The problem: Please copy every line of the records below that holds the word "Δίκτυο".

Record excerpts:
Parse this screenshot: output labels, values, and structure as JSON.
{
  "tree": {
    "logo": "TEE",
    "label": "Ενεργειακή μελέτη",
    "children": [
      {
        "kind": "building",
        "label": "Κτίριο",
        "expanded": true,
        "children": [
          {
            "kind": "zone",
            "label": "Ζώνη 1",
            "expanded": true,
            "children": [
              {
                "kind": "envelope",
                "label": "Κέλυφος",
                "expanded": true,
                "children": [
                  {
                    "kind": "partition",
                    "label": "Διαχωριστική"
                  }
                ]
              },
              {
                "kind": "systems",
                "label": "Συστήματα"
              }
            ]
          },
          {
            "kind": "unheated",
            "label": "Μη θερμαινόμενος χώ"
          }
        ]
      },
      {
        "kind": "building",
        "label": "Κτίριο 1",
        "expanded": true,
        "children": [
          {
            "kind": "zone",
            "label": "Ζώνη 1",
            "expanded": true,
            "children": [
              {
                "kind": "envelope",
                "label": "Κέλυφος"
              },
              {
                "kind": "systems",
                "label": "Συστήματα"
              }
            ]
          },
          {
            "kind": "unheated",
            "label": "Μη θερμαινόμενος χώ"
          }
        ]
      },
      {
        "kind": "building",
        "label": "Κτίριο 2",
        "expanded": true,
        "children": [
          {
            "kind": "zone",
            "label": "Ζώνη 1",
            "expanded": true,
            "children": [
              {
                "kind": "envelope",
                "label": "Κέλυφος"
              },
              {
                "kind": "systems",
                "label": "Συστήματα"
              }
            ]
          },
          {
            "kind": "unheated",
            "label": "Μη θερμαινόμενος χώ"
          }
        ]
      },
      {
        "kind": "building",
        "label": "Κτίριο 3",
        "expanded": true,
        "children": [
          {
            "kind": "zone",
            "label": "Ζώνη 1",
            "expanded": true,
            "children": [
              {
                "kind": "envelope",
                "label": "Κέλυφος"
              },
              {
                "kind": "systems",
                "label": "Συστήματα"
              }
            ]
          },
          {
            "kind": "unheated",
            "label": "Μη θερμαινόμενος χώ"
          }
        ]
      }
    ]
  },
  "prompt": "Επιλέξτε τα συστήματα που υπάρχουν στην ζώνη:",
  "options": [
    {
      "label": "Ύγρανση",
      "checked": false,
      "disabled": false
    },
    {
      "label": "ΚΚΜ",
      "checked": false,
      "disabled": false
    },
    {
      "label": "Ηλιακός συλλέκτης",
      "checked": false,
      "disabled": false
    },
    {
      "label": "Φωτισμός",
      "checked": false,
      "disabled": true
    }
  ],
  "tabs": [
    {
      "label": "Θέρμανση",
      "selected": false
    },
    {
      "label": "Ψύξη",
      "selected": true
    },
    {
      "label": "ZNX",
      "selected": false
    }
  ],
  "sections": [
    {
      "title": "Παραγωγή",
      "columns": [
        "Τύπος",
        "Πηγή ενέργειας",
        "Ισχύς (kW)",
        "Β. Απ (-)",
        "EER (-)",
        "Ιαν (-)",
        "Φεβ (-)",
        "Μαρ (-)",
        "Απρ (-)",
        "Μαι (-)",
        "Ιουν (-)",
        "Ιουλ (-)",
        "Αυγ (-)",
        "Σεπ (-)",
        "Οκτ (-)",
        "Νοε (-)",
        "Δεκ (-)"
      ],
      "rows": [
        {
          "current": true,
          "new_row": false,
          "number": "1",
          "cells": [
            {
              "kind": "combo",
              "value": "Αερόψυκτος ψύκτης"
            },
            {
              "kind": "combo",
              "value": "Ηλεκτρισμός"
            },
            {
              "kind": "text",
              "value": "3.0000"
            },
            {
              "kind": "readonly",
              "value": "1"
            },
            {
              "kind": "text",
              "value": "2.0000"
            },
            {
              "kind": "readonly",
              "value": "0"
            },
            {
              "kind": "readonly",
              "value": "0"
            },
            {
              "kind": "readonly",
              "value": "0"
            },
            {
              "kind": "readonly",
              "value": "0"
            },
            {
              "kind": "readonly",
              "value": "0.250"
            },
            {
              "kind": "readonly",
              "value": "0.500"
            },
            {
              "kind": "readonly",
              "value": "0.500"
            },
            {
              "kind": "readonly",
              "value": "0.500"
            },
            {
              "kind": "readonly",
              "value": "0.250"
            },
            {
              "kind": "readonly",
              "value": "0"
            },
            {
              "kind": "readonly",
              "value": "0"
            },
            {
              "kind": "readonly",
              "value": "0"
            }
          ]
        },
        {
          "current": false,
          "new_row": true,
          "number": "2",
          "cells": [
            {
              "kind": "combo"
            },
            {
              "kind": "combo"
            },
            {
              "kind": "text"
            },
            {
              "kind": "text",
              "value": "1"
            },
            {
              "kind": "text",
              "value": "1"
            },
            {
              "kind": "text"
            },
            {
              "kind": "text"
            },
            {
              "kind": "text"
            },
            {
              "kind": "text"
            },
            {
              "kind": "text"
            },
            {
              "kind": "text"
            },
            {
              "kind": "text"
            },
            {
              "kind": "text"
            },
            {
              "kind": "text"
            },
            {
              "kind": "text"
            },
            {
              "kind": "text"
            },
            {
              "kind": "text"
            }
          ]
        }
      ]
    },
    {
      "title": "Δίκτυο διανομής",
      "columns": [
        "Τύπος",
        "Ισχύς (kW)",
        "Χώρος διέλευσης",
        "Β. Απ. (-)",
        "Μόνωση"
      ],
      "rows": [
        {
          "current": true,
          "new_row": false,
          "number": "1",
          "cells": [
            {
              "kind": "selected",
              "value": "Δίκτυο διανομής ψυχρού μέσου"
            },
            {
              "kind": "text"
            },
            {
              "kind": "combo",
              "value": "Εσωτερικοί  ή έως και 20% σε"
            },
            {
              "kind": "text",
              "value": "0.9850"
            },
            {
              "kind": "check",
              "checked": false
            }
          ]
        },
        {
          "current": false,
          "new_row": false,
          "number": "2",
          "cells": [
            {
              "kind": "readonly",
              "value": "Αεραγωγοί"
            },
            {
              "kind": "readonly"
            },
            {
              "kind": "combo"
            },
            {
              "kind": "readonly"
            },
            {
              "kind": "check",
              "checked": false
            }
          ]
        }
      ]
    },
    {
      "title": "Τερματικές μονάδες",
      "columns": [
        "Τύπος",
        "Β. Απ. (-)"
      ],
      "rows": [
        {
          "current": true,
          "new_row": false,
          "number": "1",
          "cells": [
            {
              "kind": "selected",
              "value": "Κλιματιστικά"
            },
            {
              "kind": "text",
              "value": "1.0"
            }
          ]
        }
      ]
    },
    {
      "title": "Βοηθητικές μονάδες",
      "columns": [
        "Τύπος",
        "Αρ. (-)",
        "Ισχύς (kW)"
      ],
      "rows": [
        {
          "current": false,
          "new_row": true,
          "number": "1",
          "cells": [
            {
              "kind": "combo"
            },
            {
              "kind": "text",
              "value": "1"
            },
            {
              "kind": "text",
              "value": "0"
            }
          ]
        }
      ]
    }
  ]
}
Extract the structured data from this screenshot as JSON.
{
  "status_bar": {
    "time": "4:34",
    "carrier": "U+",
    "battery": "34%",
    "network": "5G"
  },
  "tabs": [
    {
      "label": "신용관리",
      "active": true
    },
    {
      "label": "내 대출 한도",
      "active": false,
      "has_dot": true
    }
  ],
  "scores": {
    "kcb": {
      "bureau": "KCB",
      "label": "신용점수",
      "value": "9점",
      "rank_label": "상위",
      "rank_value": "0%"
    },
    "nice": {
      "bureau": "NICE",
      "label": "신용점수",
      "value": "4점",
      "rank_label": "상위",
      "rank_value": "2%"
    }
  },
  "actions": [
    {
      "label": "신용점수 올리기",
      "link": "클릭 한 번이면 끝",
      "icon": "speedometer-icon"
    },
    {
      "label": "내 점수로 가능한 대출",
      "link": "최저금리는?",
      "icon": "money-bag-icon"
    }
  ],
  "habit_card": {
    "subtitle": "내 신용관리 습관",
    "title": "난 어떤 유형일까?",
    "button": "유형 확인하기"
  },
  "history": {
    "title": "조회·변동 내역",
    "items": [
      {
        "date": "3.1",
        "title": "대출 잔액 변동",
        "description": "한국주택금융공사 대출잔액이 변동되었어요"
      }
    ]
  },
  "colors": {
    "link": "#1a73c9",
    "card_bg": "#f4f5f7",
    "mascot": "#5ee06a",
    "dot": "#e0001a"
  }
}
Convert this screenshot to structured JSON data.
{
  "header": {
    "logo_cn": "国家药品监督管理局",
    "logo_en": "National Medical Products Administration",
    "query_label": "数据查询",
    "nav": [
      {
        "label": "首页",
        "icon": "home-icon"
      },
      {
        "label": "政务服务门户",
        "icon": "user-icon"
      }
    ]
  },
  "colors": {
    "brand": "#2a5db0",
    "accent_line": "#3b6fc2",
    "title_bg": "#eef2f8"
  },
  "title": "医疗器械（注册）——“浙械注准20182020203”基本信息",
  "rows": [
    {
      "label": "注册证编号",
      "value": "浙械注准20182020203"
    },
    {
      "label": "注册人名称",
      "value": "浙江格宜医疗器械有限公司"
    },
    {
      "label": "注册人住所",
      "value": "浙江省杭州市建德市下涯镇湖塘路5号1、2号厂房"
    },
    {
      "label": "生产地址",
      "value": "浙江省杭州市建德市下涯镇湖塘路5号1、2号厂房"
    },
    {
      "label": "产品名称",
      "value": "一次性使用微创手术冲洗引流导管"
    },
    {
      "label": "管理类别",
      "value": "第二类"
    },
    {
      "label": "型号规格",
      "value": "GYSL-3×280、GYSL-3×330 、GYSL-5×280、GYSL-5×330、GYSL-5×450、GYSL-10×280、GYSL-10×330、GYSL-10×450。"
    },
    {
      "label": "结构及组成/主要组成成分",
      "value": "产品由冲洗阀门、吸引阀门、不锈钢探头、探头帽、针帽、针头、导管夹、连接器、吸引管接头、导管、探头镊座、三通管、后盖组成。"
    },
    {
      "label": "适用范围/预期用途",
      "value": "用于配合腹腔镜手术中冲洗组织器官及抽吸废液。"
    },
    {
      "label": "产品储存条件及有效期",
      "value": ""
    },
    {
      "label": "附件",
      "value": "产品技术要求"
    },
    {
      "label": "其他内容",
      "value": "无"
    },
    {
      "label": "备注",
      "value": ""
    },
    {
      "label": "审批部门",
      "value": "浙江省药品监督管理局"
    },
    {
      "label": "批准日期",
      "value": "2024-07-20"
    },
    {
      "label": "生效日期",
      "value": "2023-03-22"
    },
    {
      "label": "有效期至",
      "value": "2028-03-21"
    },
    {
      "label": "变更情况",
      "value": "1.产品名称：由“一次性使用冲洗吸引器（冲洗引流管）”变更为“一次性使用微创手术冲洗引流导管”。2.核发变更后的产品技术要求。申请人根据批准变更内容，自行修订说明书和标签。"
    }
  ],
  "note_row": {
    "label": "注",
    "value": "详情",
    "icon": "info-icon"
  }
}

Response:
      "title": "Δίκτυο διανομής",
              "value": "Δίκτυο διανομής ψυχρού μέσου"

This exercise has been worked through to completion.